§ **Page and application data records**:

##############################

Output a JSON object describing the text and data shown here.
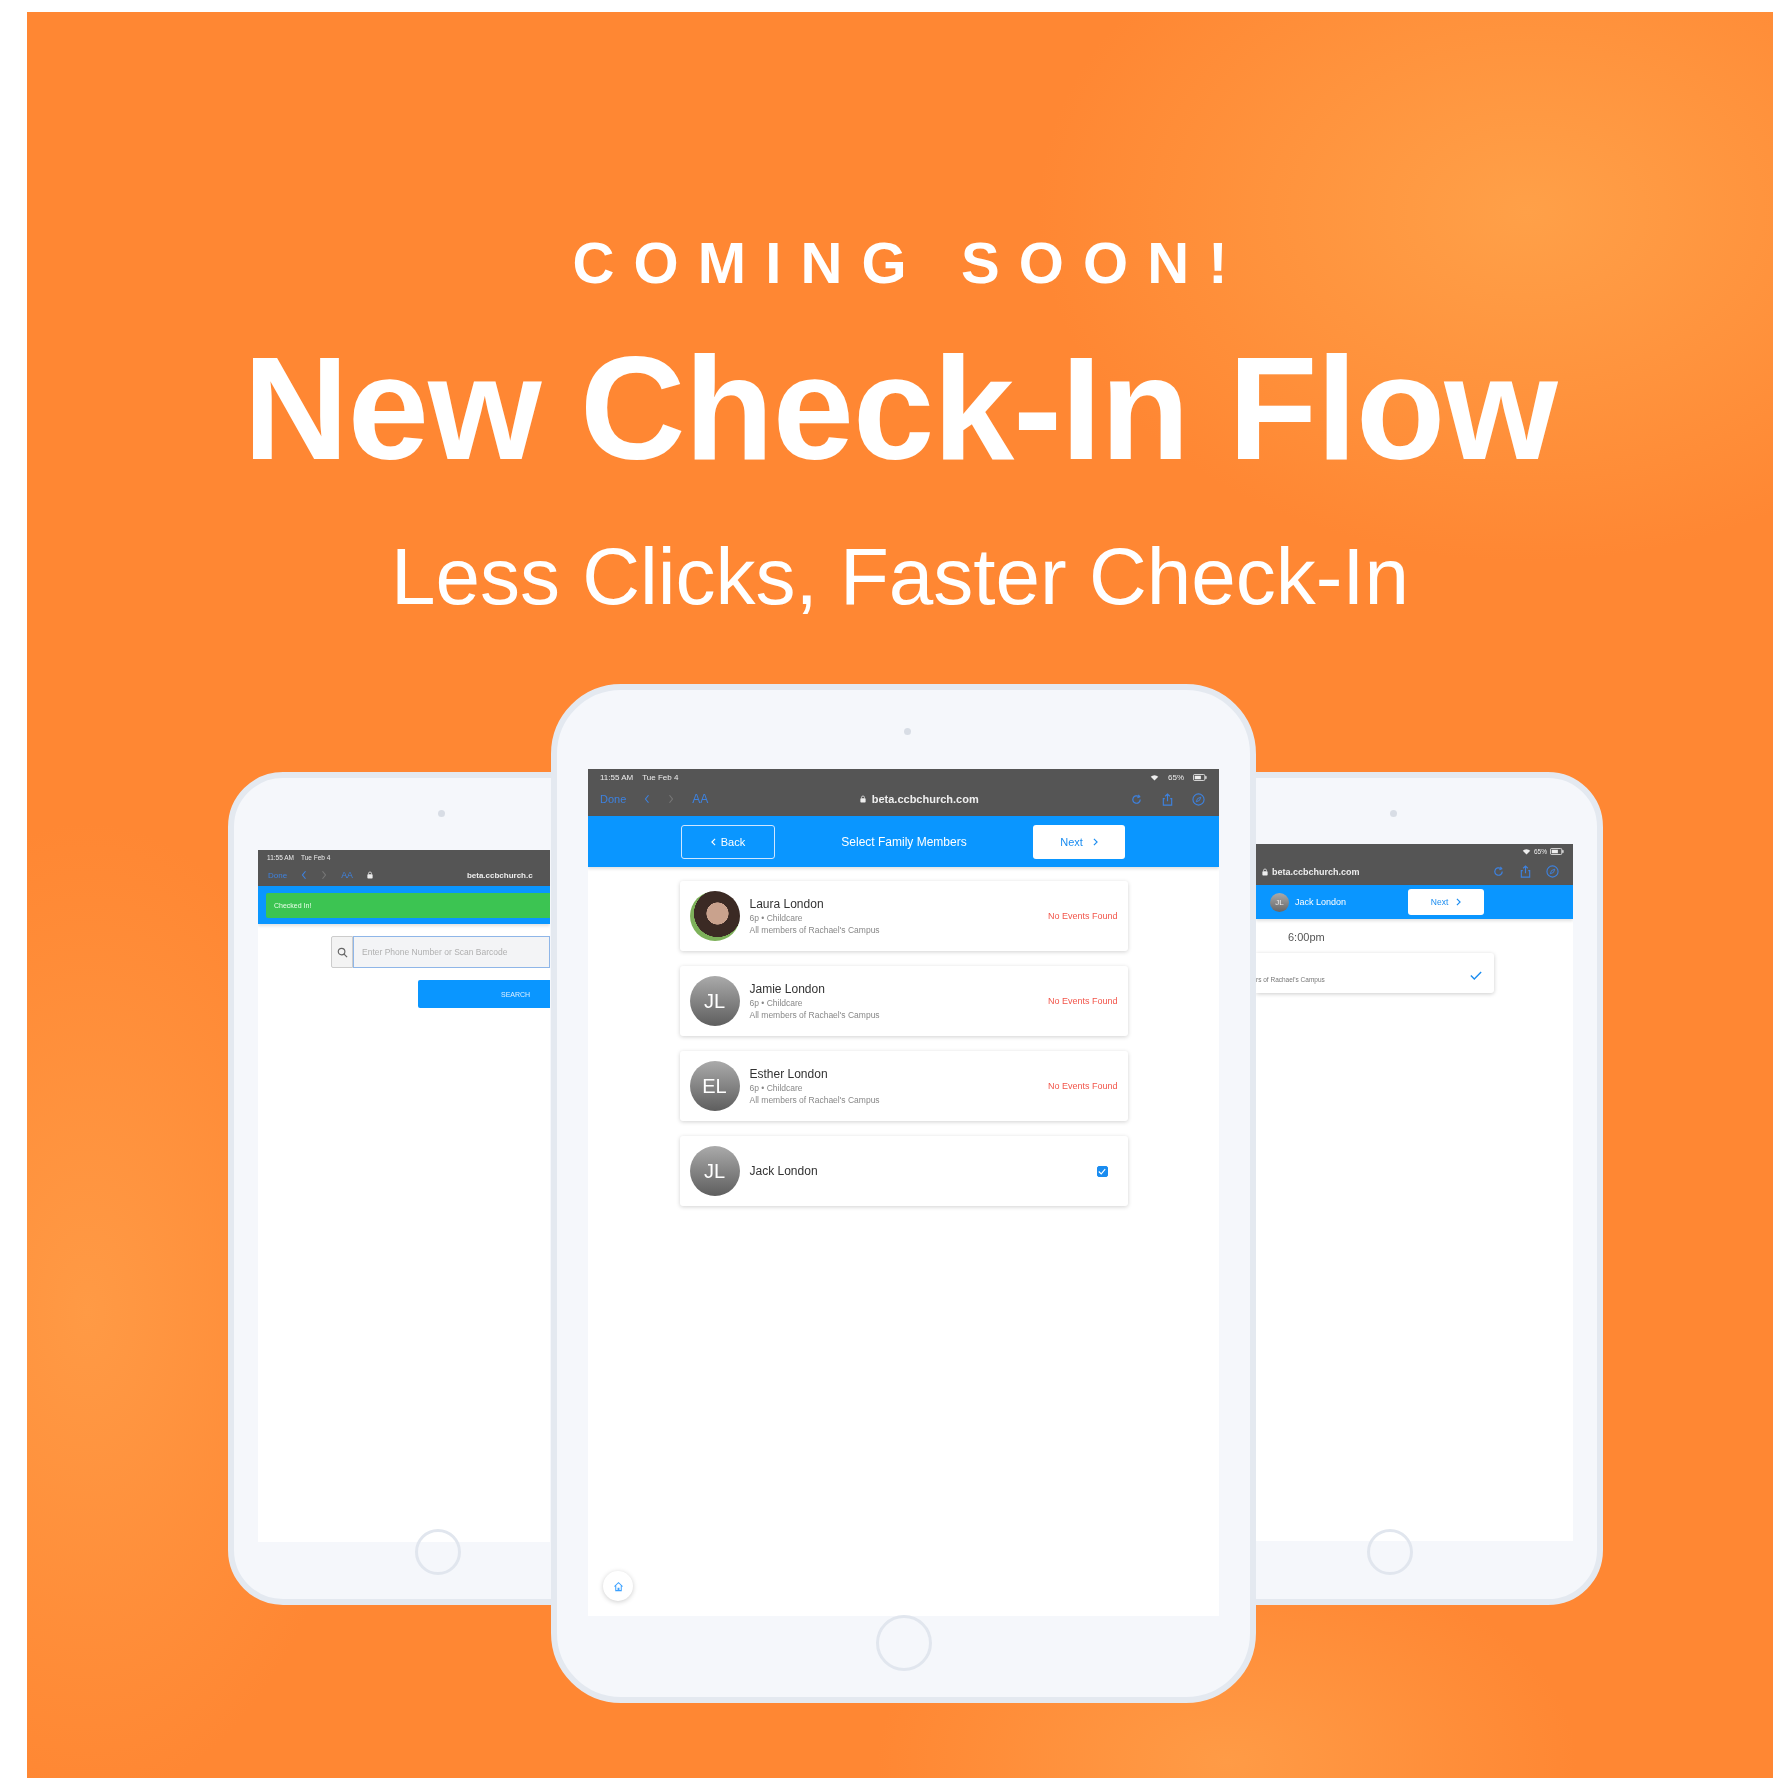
{
  "headline": {
    "kicker": "COMING SOON!",
    "title": "New Check-In Flow",
    "subtitle": "Less Clicks, Faster Check-In"
  },
  "left_tablet": {
    "status_bar": {
      "time": "11:55 AM",
      "date": "Tue Feb 4"
    },
    "browser": {
      "done": "Done",
      "text_size": "AA",
      "url": "beta.ccbchurch.c"
    },
    "banner": "Checked In!",
    "search": {
      "placeholder": "Enter Phone Number or Scan Barcode"
    },
    "search_button": "SEARCH"
  },
  "center_tablet": {
    "status_bar": {
      "time": "11:55 AM",
      "date": "Tue Feb 4",
      "battery": "65%"
    },
    "browser": {
      "done": "Done",
      "text_size": "AA",
      "url": "beta.ccbchurch.com"
    },
    "header": {
      "back": "Back",
      "title": "Select Family Members",
      "next": "Next"
    },
    "members": [
      {
        "kind": "photo",
        "name": "Laura London",
        "details": "6p • Childcare",
        "group": "All members of Rachael's Campus",
        "status": "No Events Found"
      },
      {
        "kind": "initials",
        "initials": "JL",
        "name": "Jamie London",
        "details": "6p • Childcare",
        "group": "All members of Rachael's Campus",
        "status": "No Events Found"
      },
      {
        "kind": "initials",
        "initials": "EL",
        "name": "Esther London",
        "details": "6p • Childcare",
        "group": "All members of Rachael's Campus",
        "status": "No Events Found"
      },
      {
        "kind": "initials",
        "initials": "JL",
        "name": "Jack London",
        "checked": true
      }
    ]
  },
  "right_tablet": {
    "status_bar": {
      "battery": "65%"
    },
    "browser": {
      "url": "beta.ccbchurch.com"
    },
    "header": {
      "initials": "JL",
      "name": "Jack London",
      "next": "Next"
    },
    "time": "6:00pm",
    "event": {
      "group": "rs of Rachael's Campus",
      "checked": true
    }
  }
}
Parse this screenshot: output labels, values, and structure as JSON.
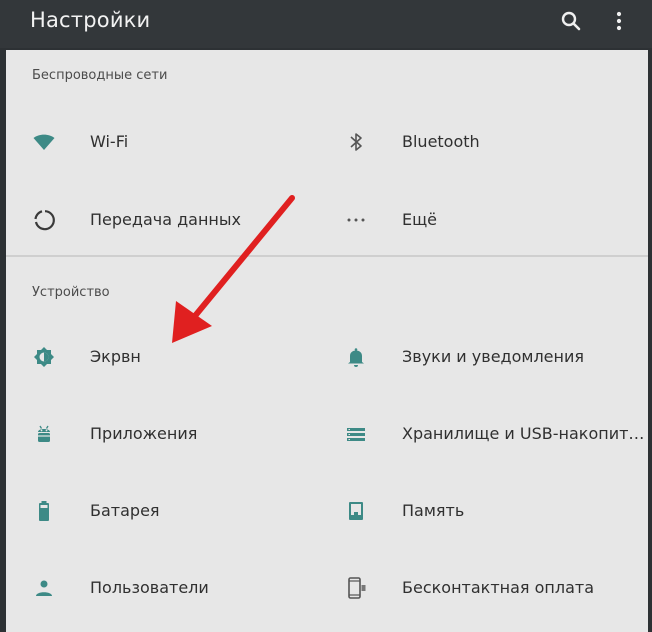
{
  "appbar": {
    "title": "Настройки",
    "actions": [
      "search-icon",
      "more-vert-icon"
    ]
  },
  "sections": {
    "wireless": {
      "header": "Беспроводные сети",
      "items": [
        {
          "label": "Wi-Fi",
          "icon": "wifi-icon"
        },
        {
          "label": "Bluetooth",
          "icon": "bluetooth-icon"
        },
        {
          "label": "Передача данных",
          "icon": "data-usage-icon"
        },
        {
          "label": "Ещё",
          "icon": "more-horiz-icon"
        }
      ]
    },
    "device": {
      "header": "Устройство",
      "items": [
        {
          "label": "Экрвн",
          "icon": "brightness-icon"
        },
        {
          "label": "Звуки и уведомления",
          "icon": "bell-icon"
        },
        {
          "label": "Приложения",
          "icon": "android-icon"
        },
        {
          "label": "Хранилище и USB-накопит…",
          "icon": "storage-icon"
        },
        {
          "label": "Батарея",
          "icon": "battery-icon"
        },
        {
          "label": "Память",
          "icon": "memory-icon"
        },
        {
          "label": "Пользователи",
          "icon": "person-icon"
        },
        {
          "label": "Бесконтактная оплата",
          "icon": "nfc-payment-icon"
        }
      ]
    }
  },
  "colors": {
    "accent": "#3d8a86",
    "appbar": "#33373a",
    "annotation_arrow": "#e02020"
  }
}
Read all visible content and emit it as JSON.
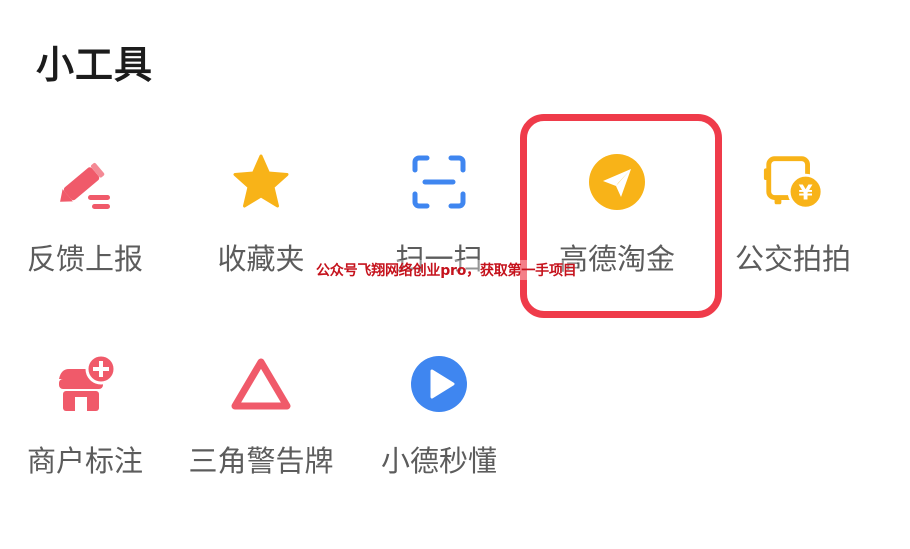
{
  "section": {
    "title": "小工具"
  },
  "tools": [
    {
      "label": "反馈上报",
      "icon": "edit-report-icon",
      "color": "#f05a6a"
    },
    {
      "label": "收藏夹",
      "icon": "star-icon",
      "color": "#f8b318"
    },
    {
      "label": "扫一扫",
      "icon": "scan-icon",
      "color": "#3f86f0"
    },
    {
      "label": "高德淘金",
      "icon": "paper-plane-coin-icon",
      "color": "#f8b318"
    },
    {
      "label": "公交拍拍",
      "icon": "bus-yuan-icon",
      "color": "#f8b318"
    },
    {
      "label": "商户标注",
      "icon": "shop-add-icon",
      "color": "#f05a6a"
    },
    {
      "label": "三角警告牌",
      "icon": "warning-triangle-icon",
      "color": "#f05a6a"
    },
    {
      "label": "小德秒懂",
      "icon": "play-circle-icon",
      "color": "#3f86f0"
    }
  ],
  "watermark": {
    "text": "公众号飞翔网络创业pro，获取第一手项目"
  },
  "highlight": {
    "target": "高德淘金",
    "color": "#ef3b4a"
  }
}
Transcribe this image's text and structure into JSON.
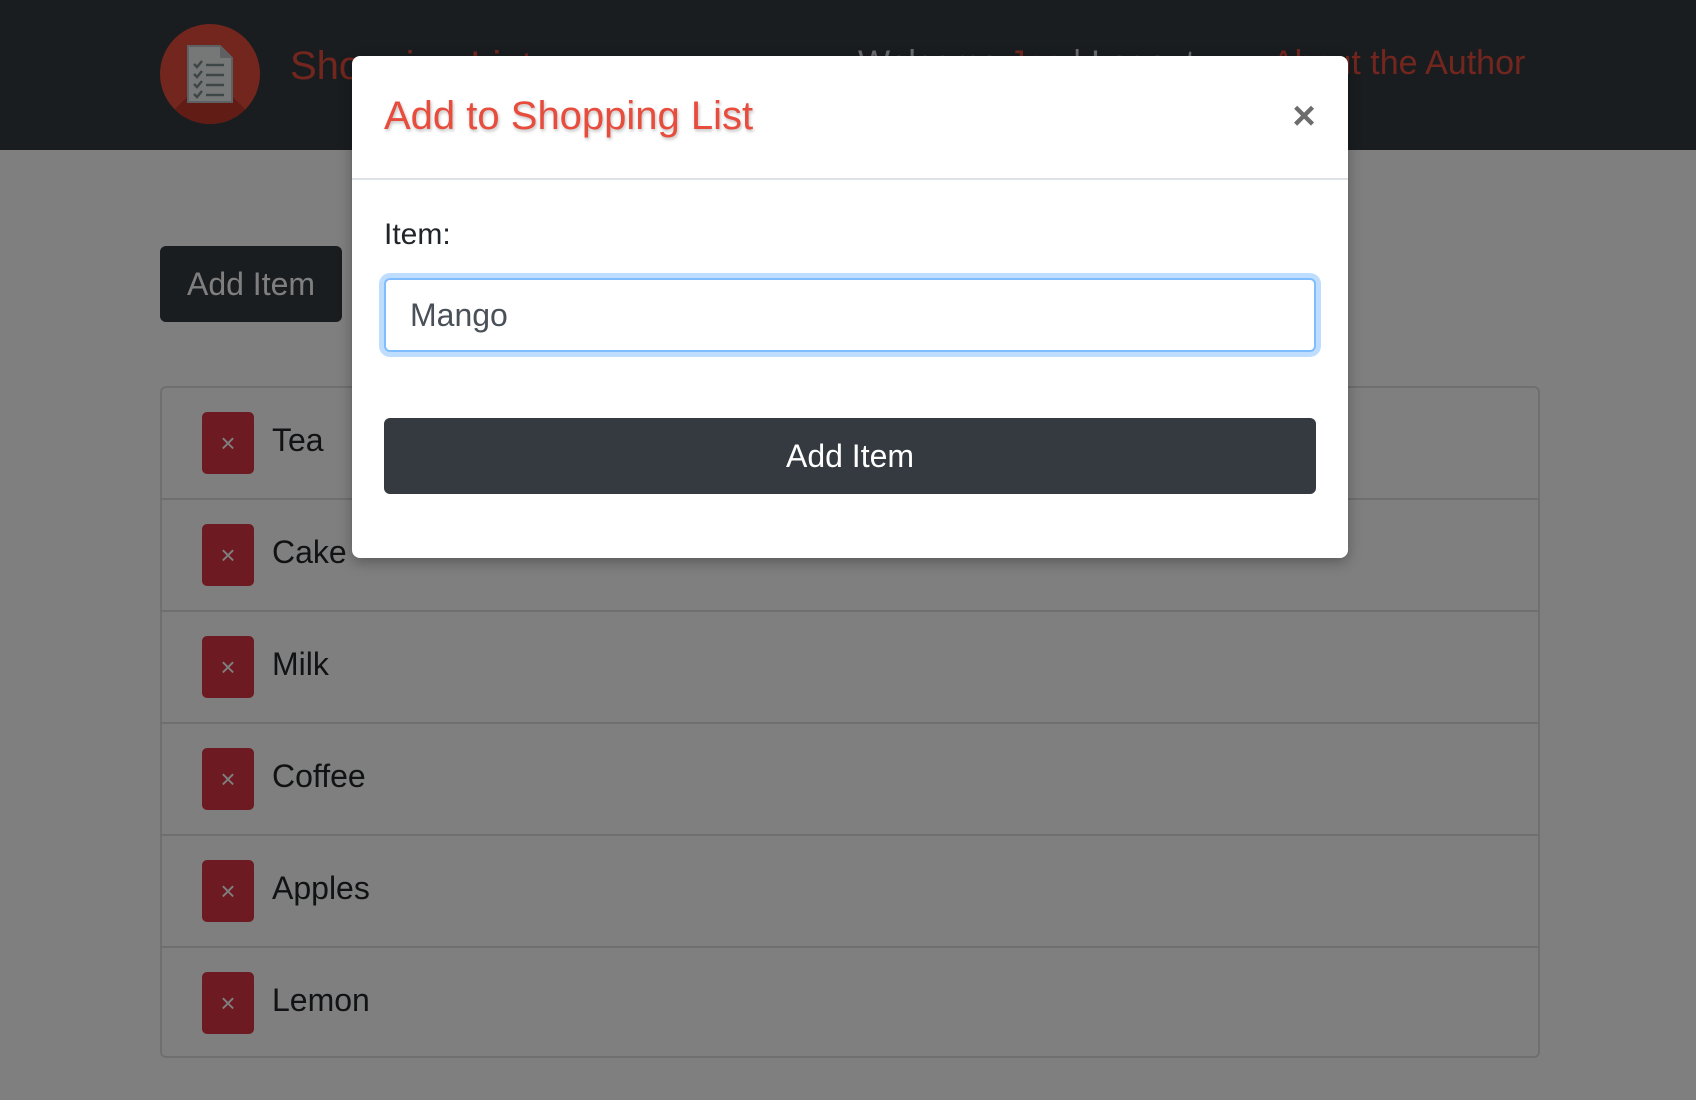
{
  "navbar": {
    "brand": "Shopping List",
    "welcome_prefix": "Welcome ",
    "welcome_user": "Joe",
    "welcome_suffix": " | Logout",
    "about_link": "About the Author",
    "logo_icon": "checklist-document-icon"
  },
  "main": {
    "add_button_label": "Add Item",
    "items": [
      {
        "label": "Tea"
      },
      {
        "label": "Cake"
      },
      {
        "label": "Milk"
      },
      {
        "label": "Coffee"
      },
      {
        "label": "Apples"
      },
      {
        "label": "Lemon"
      }
    ],
    "delete_icon": "×"
  },
  "modal": {
    "title": "Add to Shopping List",
    "close_icon": "×",
    "field_label": "Item:",
    "field_value": "Mango",
    "submit_label": "Add Item"
  },
  "colors": {
    "accent": "#e74c3c",
    "navbar_bg": "#343a40",
    "danger": "#dc3545",
    "dark_button": "#343a40"
  }
}
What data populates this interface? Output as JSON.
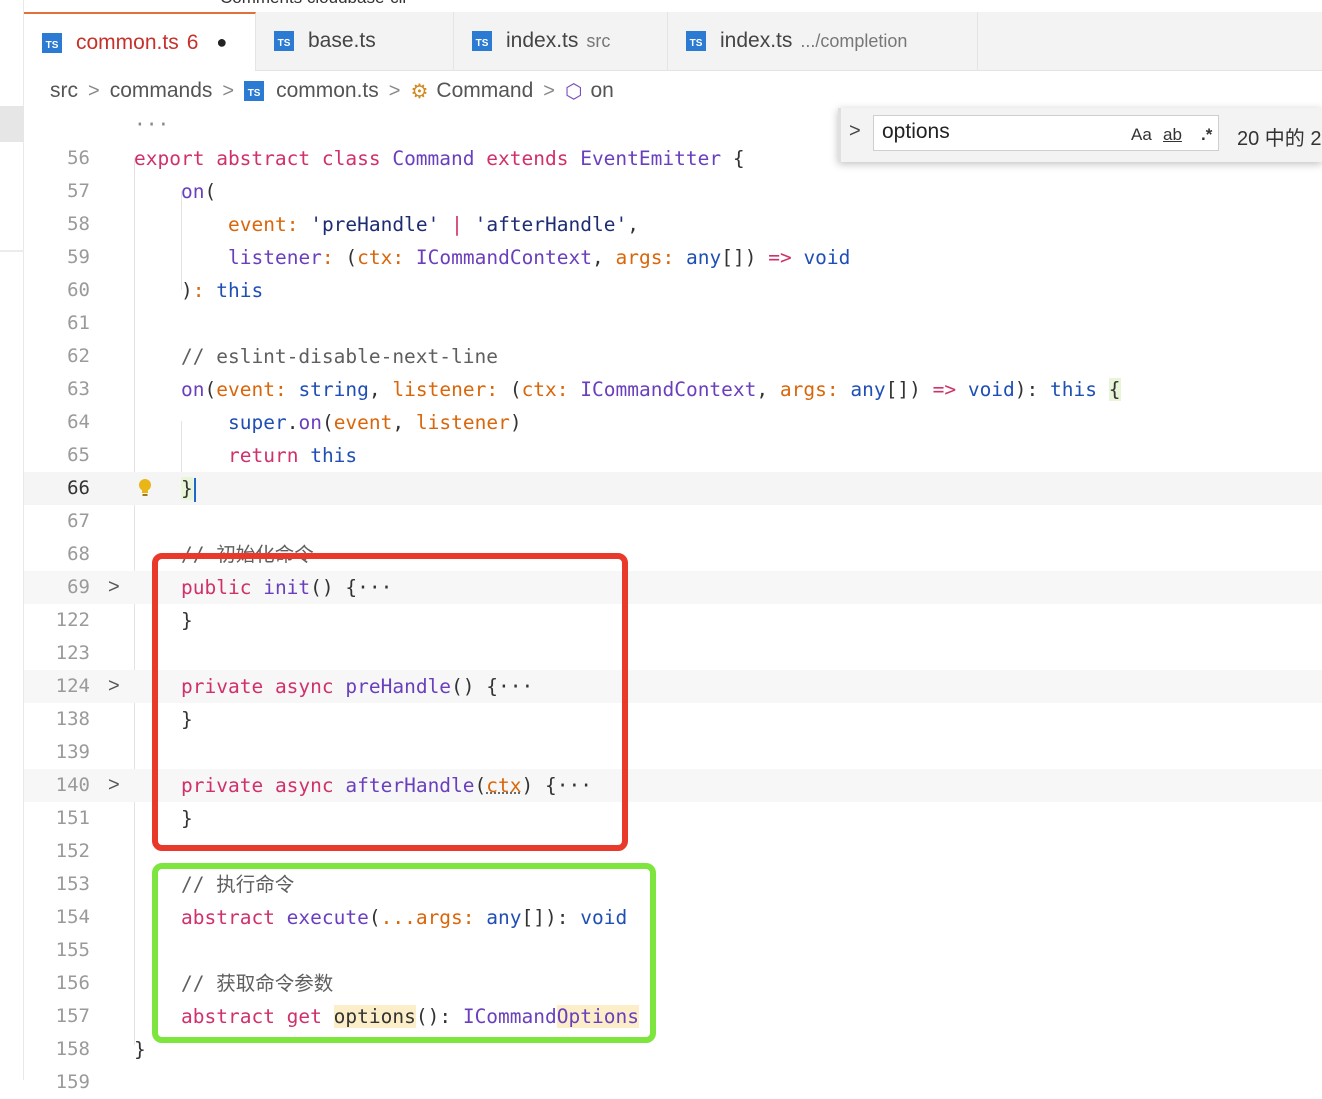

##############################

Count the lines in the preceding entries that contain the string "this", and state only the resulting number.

§ **EXERCISE ANSWER**:
3